One of the most common complaints that VIDA treats are those troublesome “brown spots.” Also known as hyperpigmentation, brown spots can present in many ways and are usually caused by a variety of different skin conditions. After all, there are over 3,000 dermatological conditions so there is a very high chance that you struggle with more than one. A brown spot might be a freckle, mole, “age spot” or “liver spot,” melasma, or common sun damage. The kind of brown spot you have is going to dictate the treatment—particularly since some brown spots might need to be biopsied to make sure they are not skin cancer.
The vast majority of brown spots are not skin cancer. However, if you have a mole that is atypical and does not follow the ABCDEs of a healthy mole, a dermatologist might determine that it should be biopsied and checked for cancerous or pre-cancerous cells first. Most brown spots do not need to be biopsied by a dermatologist because they tend to not be suspicious-looking moles. Instead, the majority of people who are annoyed by their brown spots are not talking about moles (the most common indicator of skin cancer), but rather other types of spots.
Why We Get Brown Spots
We are born with some brown spots, most commonly moles or birthmarks. If you had a mole or moles at birth, there’s a good chance that more developed as you got older. This is particularly true if you have a history of sun exposure without proper protection. The majority of adults did not experience correct sun protection as a child, but the good news is that we are getting better about being diligent with sun protection! However, every time your skin is damaged by the sun, that damage is going to show up immediately as a burn and then later as a “tan” or brown spots.

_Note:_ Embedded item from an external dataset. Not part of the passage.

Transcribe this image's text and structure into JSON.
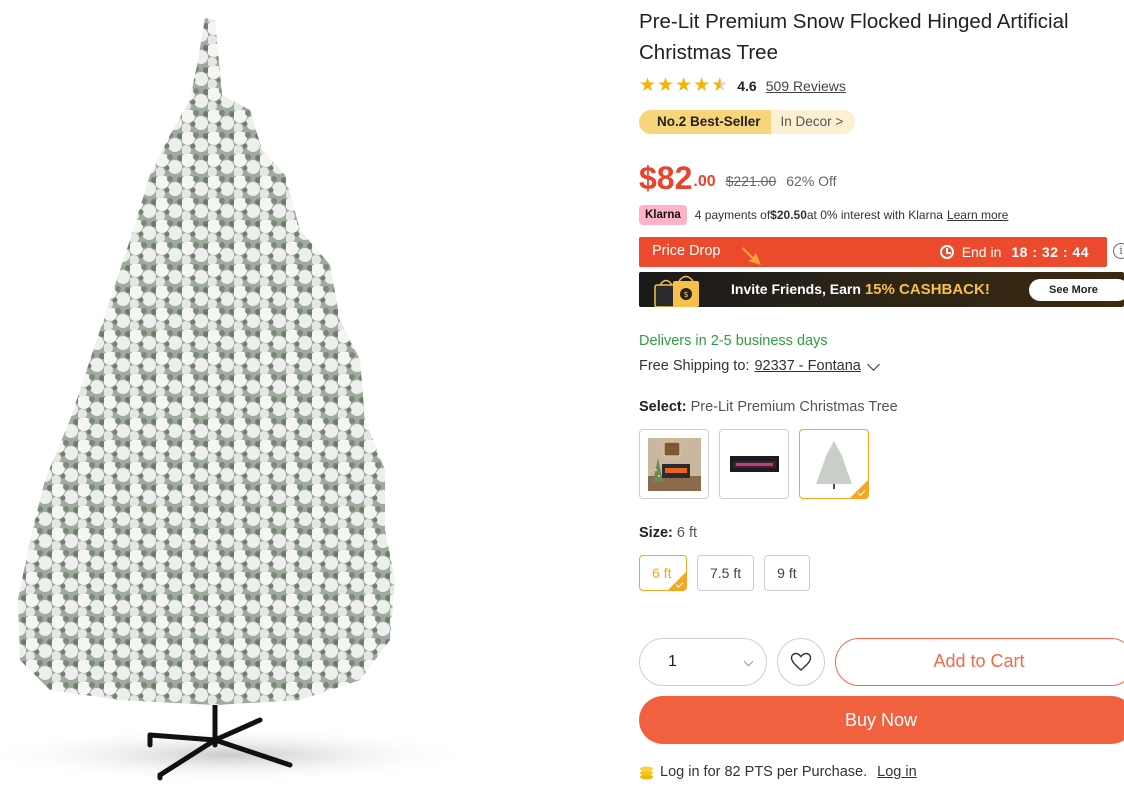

Ultimately, most brown spots are a sign of sun damage. That’s how they earned the nickname “age spots” and why we have more of them as we get older. You’ll notice that most brown spots occur on parts of the body regularly exposed to the sun. Not many people have sun damage on parts of the body that are covered by a swimsuit. Brown spots can be lessened and even removed, but this requires matching the brown spots to the right treatment and making sure a skin expert is conducting the treatment.
Options for Removing Brown Spots
Most brown spots can be removed with laser and/or light therapy, chemical peels, or a combination of these options. There are scores of lasers available on the market, and a board-certified esthetician with a CAE certification can best match your needs to the right device. Most clients require more than one treatment for optimal results, typically between 3 – 5 sessions per site. However, you will notice improvement a few weeks after your first session.
“Lasers” often include real lasers as well as the latest energy-based devices like BBL (broadband light therapy). Every laser and light technology is designed to treat different concerns, and that includes different types of brown spots. If you have sun spots and melasma, your skin expert might recommend you to combine lasers since you are addressing two different types of hyperpigmentation.
Clear Skin is Healthy and Youthful
Most people want to remove brown spots because they feel it makes them look older. You’re not going to see a child or teen with age spots. These brown spots start to accumulate as we get older and is a tell-tale sign of our chronological age. It can also make skin look dirty even though it’s not and interfere with the bright, clear, radiant skin that everyone wants and deserves. Chemical peels can be a great method for lessening brown spots because they literally peel away the top layer(s) of the skin. Chemical peels are available in light or medium depths and are personalized concoctions of specific chemicals designed to reveal more youthful skin below the surface.
The exact brown spot treatment for you can be determined during a complimentary consultation with an esthetician. Book your consultation at VIDA today by calling the office or filling out the online form.